--- Records supplied ---
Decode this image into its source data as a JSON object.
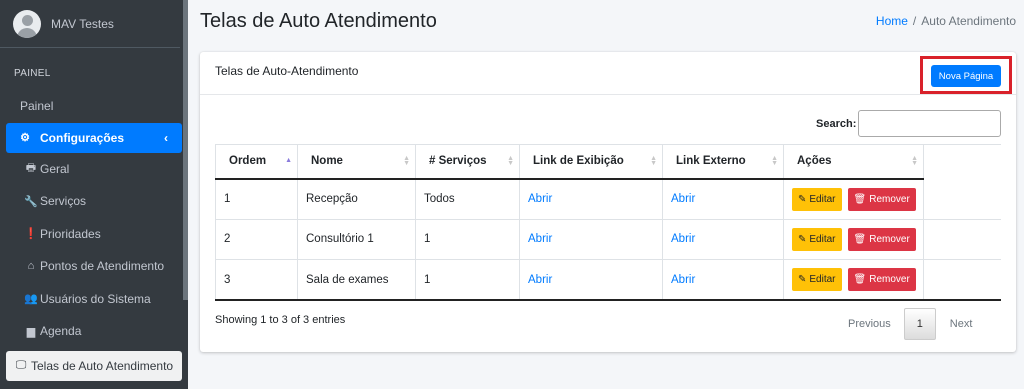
{
  "user": {
    "name": "MAV Testes"
  },
  "sidebar": {
    "header": "PAINEL",
    "items": [
      {
        "label": "Painel",
        "icon": "none"
      },
      {
        "label": "Configurações",
        "icon": "cogs-icon",
        "chevron": "‹"
      },
      {
        "label": "Geral",
        "icon": "print-icon"
      },
      {
        "label": "Serviços",
        "icon": "wrench-icon"
      },
      {
        "label": "Prioridades",
        "icon": "exclamation-circle-icon"
      },
      {
        "label": "Pontos de Atendimento",
        "icon": "home-icon"
      },
      {
        "label": "Usuários do Sistema",
        "icon": "users-icon"
      },
      {
        "label": "Agenda",
        "icon": "book-icon"
      },
      {
        "label": "Telas de Auto Atendimento",
        "icon": "desktop-icon"
      }
    ]
  },
  "page": {
    "title": "Telas de Auto Atendimento"
  },
  "breadcrumb": {
    "home": "Home",
    "separator": "/",
    "current": "Auto Atendimento"
  },
  "card": {
    "title": "Telas de Auto-Atendimento",
    "new_button": "Nova Página"
  },
  "search": {
    "label": "Search:",
    "value": ""
  },
  "table": {
    "columns": [
      "Ordem",
      "Nome",
      "# Serviços",
      "Link de Exibição",
      "Link Externo",
      "Ações"
    ],
    "rows": [
      {
        "ordem": "1",
        "nome": "Recepção",
        "servicos": "Todos",
        "exibicao": "Abrir",
        "externo": "Abrir"
      },
      {
        "ordem": "2",
        "nome": "Consultório 1",
        "servicos": "1",
        "exibicao": "Abrir",
        "externo": "Abrir"
      },
      {
        "ordem": "3",
        "nome": "Sala de exames",
        "servicos": "1",
        "exibicao": "Abrir",
        "externo": "Abrir"
      }
    ],
    "edit_label": "Editar",
    "remove_label": "Remover"
  },
  "footer": {
    "info": "Showing 1 to 3 of 3 entries",
    "previous": "Previous",
    "page": "1",
    "next": "Next"
  },
  "colors": {
    "primary": "#007bff",
    "warning": "#ffc107",
    "danger": "#dc3545",
    "sidebar": "#343a40",
    "highlight": "#d9212a"
  }
}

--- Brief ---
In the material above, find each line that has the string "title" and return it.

--- Your solution ---
    "title": "Telas de Auto Atendimento"
    "title": "Telas de Auto-Atendimento",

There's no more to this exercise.